Don’t you wish there was a guaranteed strategy for keeping your city free from one of the most scandalous headlines of the day? What if you could, just by doing X, using training program Y or making elected officials and public employees sign form Z, ensure that allegations of sexual harassment won’t distract you from your usual agenda?
Even though laws defining and prohibiting sexual harassment have been around for quite some time, Sonya Madison, an attorney with Counsel on Call in Atlanta, Ga., said that some of the circumstances that create the problem will never go away.
“People are in an environment where they’re together and interacting eight or nine hours a day. Relationships develop. We just stress that it be of the appropriate kind.”
Individuals will always exist who just don’t understand why approaching a subordinate in any kind of a sexual manner is consequential, Madison said. The object of their intentions isn’t always a subordinate anyway. For some men, viewing the women in their workplace as equals is difficult; and this perpetually subordinate view of women increases the likelihood of an inappropriate sexual advance.
The city of San Diego, Calif., is only the latest government office to face this type of scandal. Mayor Bob Filner resigned Aug. 30 after 18 women brought accusations of sexual harassment against him. Projections are that the city will spend hundreds of thousands of dollars, up to about $3 million, to make things right.

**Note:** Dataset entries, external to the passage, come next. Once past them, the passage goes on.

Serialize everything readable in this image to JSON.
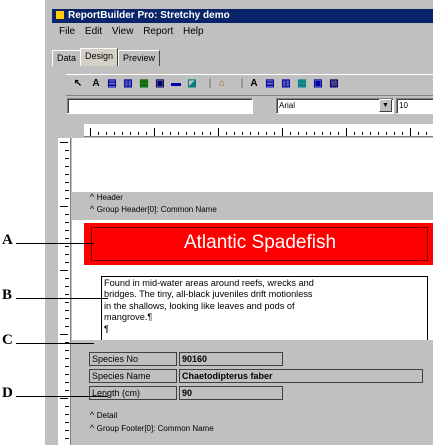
{
  "window": {
    "title": "ReportBuilder Pro: Stretchy demo"
  },
  "menu": [
    "File",
    "Edit",
    "View",
    "Report",
    "Help"
  ],
  "tabs": [
    {
      "label": "Data",
      "active": false
    },
    {
      "label": "Design",
      "active": true
    },
    {
      "label": "Preview",
      "active": false
    }
  ],
  "toolbar": {
    "font_name": "Arial",
    "font_size": "10"
  },
  "bands": {
    "header": "Header",
    "group_header": "Group Header[0]: Common Name",
    "detail": "Detail",
    "group_footer": "Group Footer[0]: Common Name"
  },
  "report": {
    "title": "Atlantic Spadefish",
    "description_lines": [
      "Found in mid-water areas around reefs, wrecks and",
      "bridges.  The tiny, all-black juveniles drift motionless",
      "in the shallows, looking like leaves and pods of",
      "mangrove.¶",
      "¶"
    ],
    "fields": [
      {
        "label": "Species No",
        "value": "90160"
      },
      {
        "label": "Species Name",
        "value": "Chaetodipterus faber"
      },
      {
        "label": "Length (cm)",
        "value": "90"
      }
    ]
  },
  "callouts": [
    "A",
    "B",
    "C",
    "D"
  ],
  "colors": {
    "title_band": "#ff0000",
    "title_text": "#ffffff",
    "titlebar": "#0a246a",
    "chrome": "#c0c0c0"
  }
}
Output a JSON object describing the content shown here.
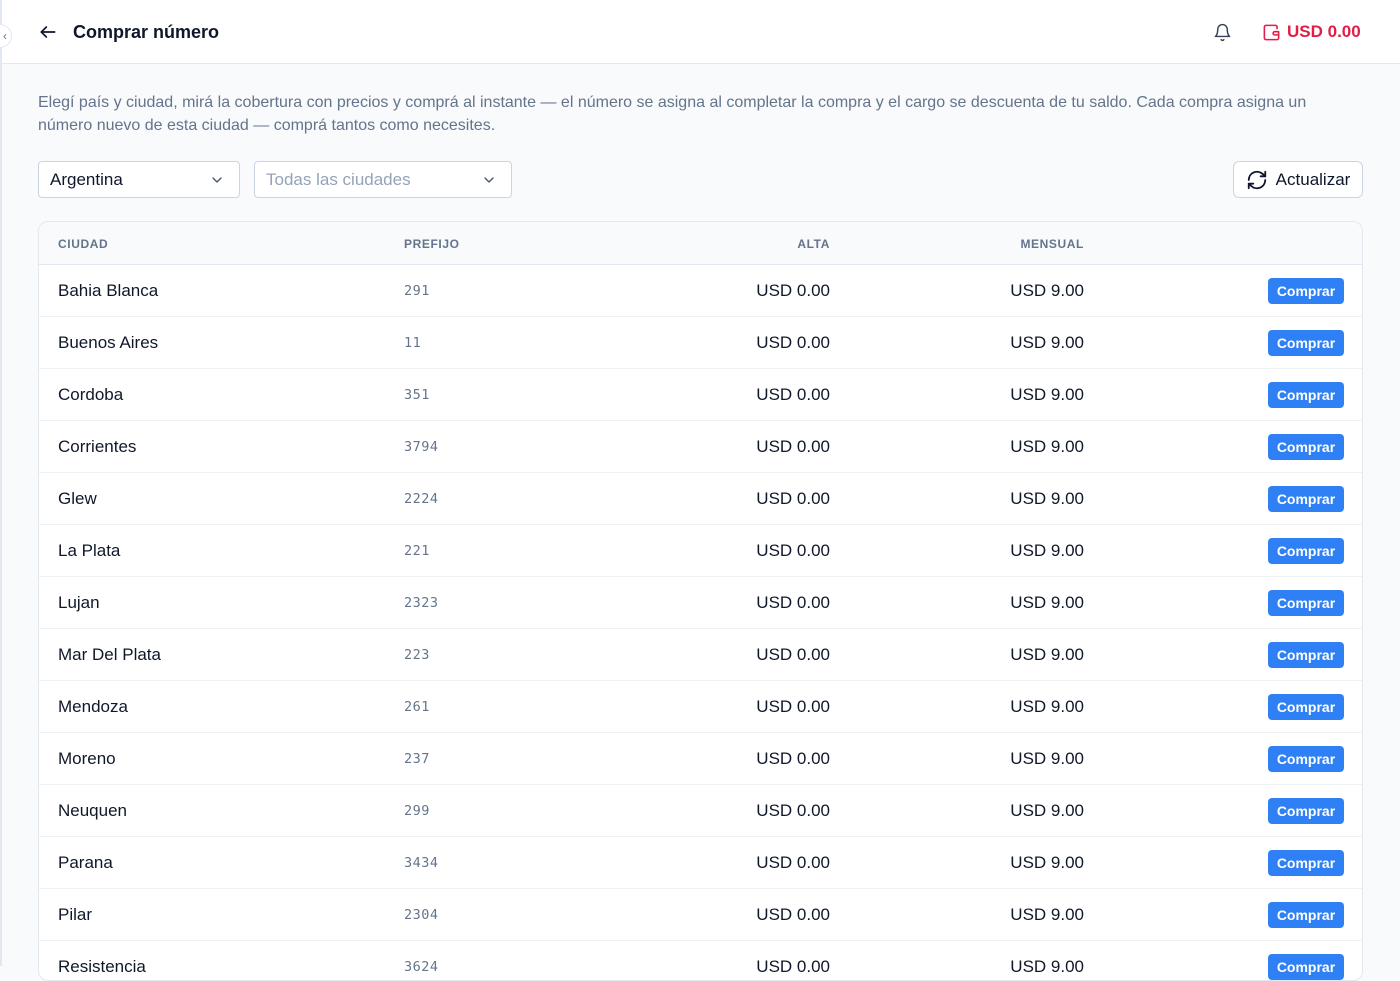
{
  "header": {
    "title": "Comprar número",
    "balance": "USD 0.00",
    "collapse_glyph": "‹"
  },
  "description": "Elegí país y ciudad, mirá la cobertura con precios y comprá al instante — el número se asigna al completar la compra y el cargo se descuenta de tu saldo. Cada compra asigna un número nuevo de esta ciudad — comprá tantos como necesites.",
  "filters": {
    "country_value": "Argentina",
    "city_placeholder": "Todas las ciudades",
    "refresh_label": "Actualizar"
  },
  "table": {
    "columns": {
      "city": "CIUDAD",
      "prefix": "PREFIJO",
      "alta": "ALTA",
      "mensual": "MENSUAL"
    },
    "rows": [
      {
        "city": "Bahia Blanca",
        "prefix": "291",
        "alta": "USD 0.00",
        "mensual": "USD 9.00",
        "action": "Comprar"
      },
      {
        "city": "Buenos Aires",
        "prefix": "11",
        "alta": "USD 0.00",
        "mensual": "USD 9.00",
        "action": "Comprar"
      },
      {
        "city": "Cordoba",
        "prefix": "351",
        "alta": "USD 0.00",
        "mensual": "USD 9.00",
        "action": "Comprar"
      },
      {
        "city": "Corrientes",
        "prefix": "3794",
        "alta": "USD 0.00",
        "mensual": "USD 9.00",
        "action": "Comprar"
      },
      {
        "city": "Glew",
        "prefix": "2224",
        "alta": "USD 0.00",
        "mensual": "USD 9.00",
        "action": "Comprar"
      },
      {
        "city": "La Plata",
        "prefix": "221",
        "alta": "USD 0.00",
        "mensual": "USD 9.00",
        "action": "Comprar"
      },
      {
        "city": "Lujan",
        "prefix": "2323",
        "alta": "USD 0.00",
        "mensual": "USD 9.00",
        "action": "Comprar"
      },
      {
        "city": "Mar Del Plata",
        "prefix": "223",
        "alta": "USD 0.00",
        "mensual": "USD 9.00",
        "action": "Comprar"
      },
      {
        "city": "Mendoza",
        "prefix": "261",
        "alta": "USD 0.00",
        "mensual": "USD 9.00",
        "action": "Comprar"
      },
      {
        "city": "Moreno",
        "prefix": "237",
        "alta": "USD 0.00",
        "mensual": "USD 9.00",
        "action": "Comprar"
      },
      {
        "city": "Neuquen",
        "prefix": "299",
        "alta": "USD 0.00",
        "mensual": "USD 9.00",
        "action": "Comprar"
      },
      {
        "city": "Parana",
        "prefix": "3434",
        "alta": "USD 0.00",
        "mensual": "USD 9.00",
        "action": "Comprar"
      },
      {
        "city": "Pilar",
        "prefix": "2304",
        "alta": "USD 0.00",
        "mensual": "USD 9.00",
        "action": "Comprar"
      },
      {
        "city": "Resistencia",
        "prefix": "3624",
        "alta": "USD 0.00",
        "mensual": "USD 9.00",
        "action": "Comprar"
      }
    ]
  },
  "icons": {
    "back": "arrow-left-icon",
    "bell": "bell-icon",
    "wallet": "wallet-icon",
    "chevron": "chevron-down-icon",
    "refresh": "refresh-icon"
  },
  "colors": {
    "accent": "#2f80f5",
    "balance": "#e11d48"
  }
}
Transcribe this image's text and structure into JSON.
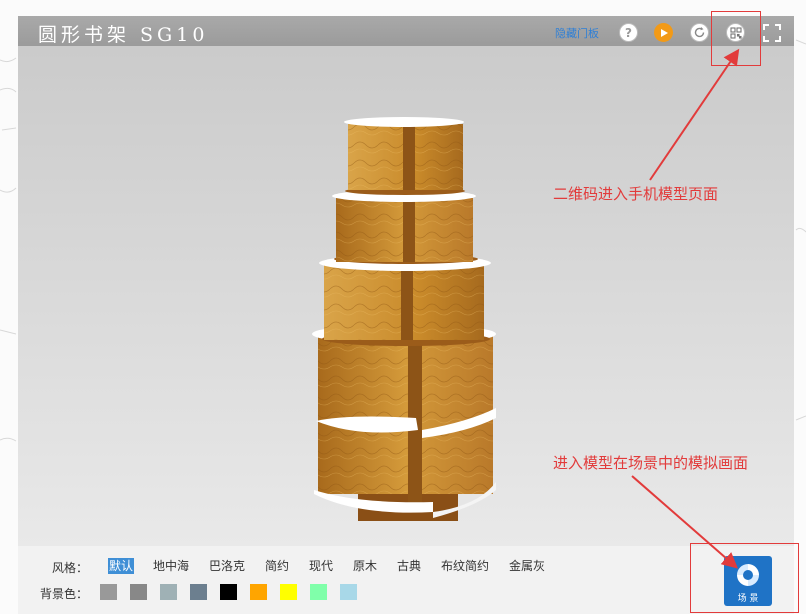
{
  "header": {
    "title": "圆形书架 SG10",
    "hide_door_label": "隐藏门板",
    "help_symbol": "?"
  },
  "toolbar": {
    "style_label": "风格：",
    "styles": [
      "默认",
      "地中海",
      "巴洛克",
      "简约",
      "现代",
      "原木",
      "古典",
      "布纹简约",
      "金属灰"
    ],
    "active_style": "默认",
    "bg_label": "背景色：",
    "bg_colors": [
      "#999999",
      "#888888",
      "#9fb1b5",
      "#6c7f8f",
      "#000000",
      "#ffa500",
      "#ffff00",
      "#80ffaa",
      "#a8d8e8"
    ]
  },
  "scene_button": {
    "label": "场 景"
  },
  "annotations": {
    "qr_note": "二维码进入手机模型页面",
    "scene_note": "进入模型在场景中的模拟画面"
  },
  "colors": {
    "accent": "#f29a17",
    "link": "#2e7fd6",
    "annotation": "#e23b3b",
    "scene_button": "#1f73c6",
    "wood": "#c98a2a"
  },
  "icons": [
    "help-icon",
    "play-icon",
    "rotate-icon",
    "qr-code-icon",
    "fullscreen-icon",
    "scene-icon"
  ]
}
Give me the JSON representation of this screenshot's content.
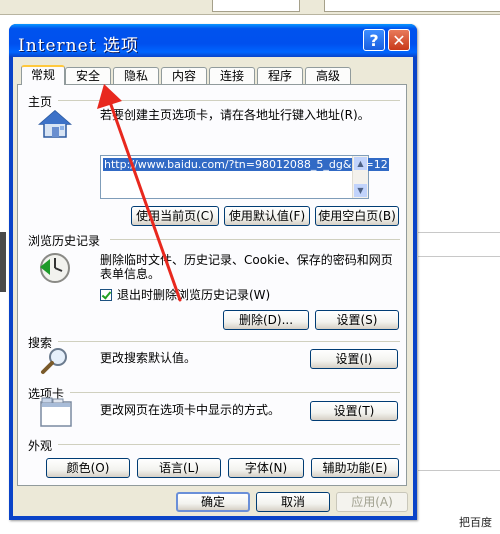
{
  "window": {
    "title": "Internet 选项",
    "help_glyph": "?",
    "close_glyph": "✕"
  },
  "tabs": [
    "常规",
    "安全",
    "隐私",
    "内容",
    "连接",
    "程序",
    "高级"
  ],
  "home": {
    "group_label": "主页",
    "desc": "若要创建主页选项卡，请在各地址行键入地址(R)。",
    "url": "http://www.baidu.com/?tn=98012088_5_dg&ch=12",
    "btn_current": "使用当前页(C)",
    "btn_default": "使用默认值(F)",
    "btn_blank": "使用空白页(B)"
  },
  "history": {
    "group_label": "浏览历史记录",
    "desc_line1": "删除临时文件、历史记录、Cookie、保存的密码和网页",
    "desc_line2": "表单信息。",
    "checkbox_label": "退出时删除浏览历史记录(W)",
    "checkbox_checked": true,
    "btn_delete": "删除(D)...",
    "btn_settings": "设置(S)"
  },
  "search": {
    "group_label": "搜索",
    "desc": "更改搜索默认值。",
    "btn_settings": "设置(I)"
  },
  "tabbed": {
    "group_label": "选项卡",
    "desc": "更改网页在选项卡中显示的方式。",
    "btn_settings": "设置(T)"
  },
  "appearance": {
    "group_label": "外观",
    "btn_colors": "颜色(O)",
    "btn_languages": "语言(L)",
    "btn_fonts": "字体(N)",
    "btn_accessibility": "辅助功能(E)"
  },
  "footer": {
    "btn_ok": "确定",
    "btn_cancel": "取消",
    "btn_apply": "应用(A)"
  },
  "background": {
    "caption": "把百度"
  },
  "colors": {
    "titlebar": "#0053ee",
    "annotation_arrow": "#e8281e",
    "panel": "#fcfcfe"
  }
}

Municipalities of all sizes have found themselves facing the same sticky situation.
Kelly Zielinski is a business unit manager for Target Solutions technology company in San Diego, which manufactures online sexual harassment training solutions. She felt that city leaders and risk managers across the country would be wise to recognize the impact of what is happening there.
“These kinds of events can be devastating to an organization. Not just in legal damages, but lost and unproductive work hours and employee morale,” she pointed out. The bigger the city, the more likely the offender’s and the municipality’s perceived wealth will encourage recalcitrant victims to come forward. The improving economy is also reducing the impact of losing one’s job. That fear is one reason victims of sexual harassment sometimes decline to come forward.
Soon after the accusations against Filner became public, he began to admit a measure of guilt — but with a twist. According to Target Solutions, Filner and his lawyer, Harvey Berger, tried to place the burden of fault back on the city itself for not providing him with sexual harassment training as required under California Government Code Section 12940(k).
In a recent press release, Target Solutions noted: “As absurd as Filner may seem, Berger makes a salient point. Sexual harassment is a serious issue for public and private entities across the country. According to the Equal Employment Opportunity Commission, there are more than 11,000 charges of harassment each year. The U.S. Department of Labor estimates businesses lose approximately $1 billion to these incidents on an annual basis.”
“Having conducted sexual harassment training many times over the years, I have learned that many — if not most — people do not know what is and what is not illegal sexual harassment under California law,” Berger wrote in a July 29 letter to San Diego City Attorney Jan Goldsmith. “There is a very, very good reason for mandatory sexual harassment training; if nothing else it makes people think about the subject, and how they interact with their fellow employees. Had the city provided mandatory sexual harassment training to Mayor Filner, Irene McCormack Jackson may never have brought her lawsuit.”
While there’s no way to prevent every employee from making bad decisions, there are ways to minimize the financial and public fallout and to regain the public’s trust.
Madison suggested that supervisors and department heads pay attention to both rumors and substantiated claims of sexual harassment in the applicant’s past.
Unfortunately, with elected officials that sort of vetting can only be done by the voting public.
Having a procedure in place for dealing with allegations is the next step that should be taken, Madison said. “How committed you are as an organization to trying to prevent this, and to following through on claims, is a big deterrent.”
Train employees, department heads and elected officials alike on what constitutes sexual harassment, how allegations will be investigated and what potential consequences may be, she advised — and enforce it. Don’t sit on claims: nor should the person taking the report give any indication whether or not the claim can be substantiated. “Write it down, make no comments and then do your homework to see if it can be substantiated.” “There are tools for preventing these types of costly incidents,” Zielinski said. “Hopefully decision makers like Filner will understand what’s at stake. Comprehensive, engaging training can make a huge difference by reducing liability and eliminating unnecessary claims like the city of San Diego is currently facing.”